Anger Is a Choice
Nelson Mandela Story
When Nelson Mandela was released after decades of political imprisonment, he described his walk past his prison guards into life as a free man. Upon seeing the guards, anger flared in his mind. At that moment, he made a choice. He realized that these people had imprisoned him for over twenty years and that becoming angry with them would simply delay his freedom further. He was not going to give the guards one more day of his life by becoming a prisoner of anger. Leaving prison behind, he walked into the life ahead, a truly free man. This is the way to be wisely selfish. If we care for ourselves and want to be free, we will protect ourselves from the consuming flames of our anger.
What do you think?
- What choice did Nelson Mandela make?
- What does it mean to be “wisely selfish?”
- How is anger a choice we make?
- Is your anger getting you in trouble?
- How can you turn your anger into a motivator instead?

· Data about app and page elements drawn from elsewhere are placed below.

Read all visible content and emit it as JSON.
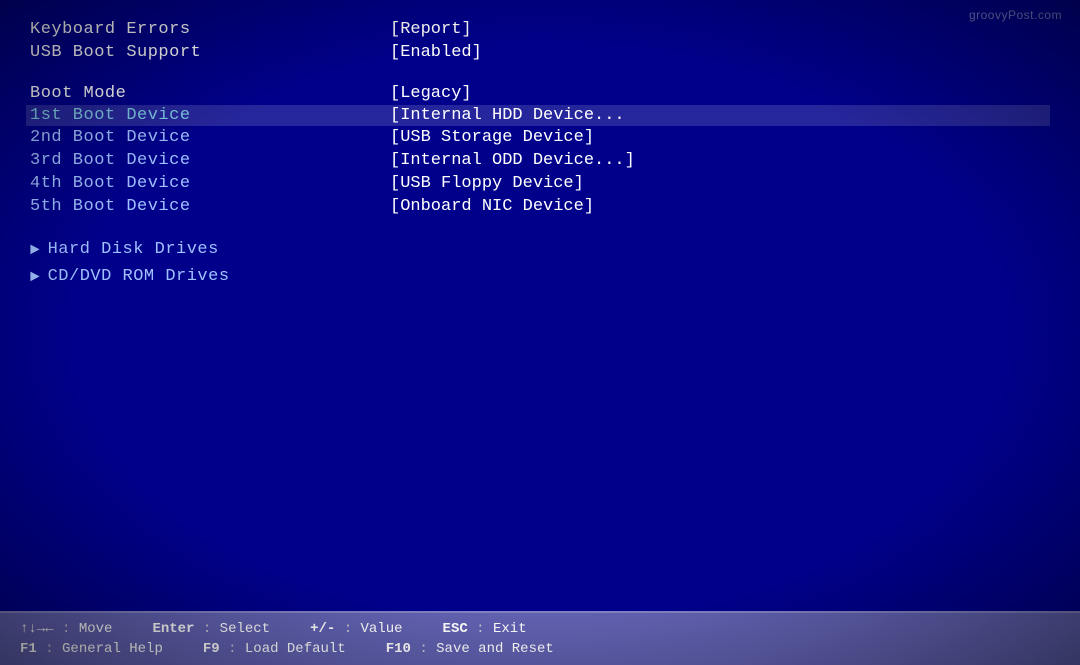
{
  "watermark": "groovyPost.com",
  "rows": [
    {
      "label": "Keyboard Errors",
      "value": "[Report]",
      "labelStyle": "white",
      "valueStyle": ""
    },
    {
      "label": "USB Boot Support",
      "value": "[Enabled]",
      "labelStyle": "white",
      "valueStyle": ""
    }
  ],
  "section_gap": true,
  "boot_mode": {
    "label": "Boot Mode",
    "value": "[Legacy]",
    "labelStyle": "white"
  },
  "boot_devices": [
    {
      "label": "1st Boot Device",
      "value": "[Internal HDD Device...",
      "selected": true
    },
    {
      "label": "2nd Boot Device",
      "value": "[USB Storage Device]",
      "selected": false
    },
    {
      "label": "3rd Boot Device",
      "value": "[Internal ODD Device...]",
      "selected": false
    },
    {
      "label": "4th Boot Device",
      "value": "[USB Floppy Device]",
      "selected": false
    },
    {
      "label": "5th Boot Device",
      "value": "[Onboard NIC Device]",
      "selected": false
    }
  ],
  "submenu_items": [
    {
      "label": "Hard Disk Drives"
    },
    {
      "label": "CD/DVD ROM Drives"
    }
  ],
  "status_bar": {
    "row1": [
      {
        "key": "↑↓→←",
        "sep": ":",
        "desc": "Move"
      },
      {
        "key": "Enter",
        "sep": ":",
        "desc": "Select"
      },
      {
        "key": "+/-",
        "sep": ":",
        "desc": "Value"
      },
      {
        "key": "ESC",
        "sep": ":",
        "desc": "Exit"
      }
    ],
    "row2": [
      {
        "key": "F1",
        "sep": ":",
        "desc": "General Help"
      },
      {
        "key": "F9",
        "sep": ":",
        "desc": "Load Default"
      },
      {
        "key": "F10",
        "sep": ":",
        "desc": "Save and Reset"
      }
    ]
  }
}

What can you do?
- Know your body! We all know what it feels like when our anger is coming to a boil. The key is to recognize when our bodies are sending us the signals.
- Recognize the primary emotion! What event has triggered this anger? If you can pinpoint the primary emotion immediately, you can stay focused on what the dispute is really about.
- Don’t take it personally! Not all disputes are personal, but even if they are, the key to controlling your own emotions is not allowing your ego to get the best of you.
- Be an onlooker! Look at the dispute from a third-person point of view. You have identified the primary emotion, gotten your ego out of the way, and can now calmly and clearly decide on the best possible response.
- Think long-term! Think about the end result.What action will lead to long-term success? Think of what kind of person you want to be known and remembered as, and decide if your response falls in line with that person.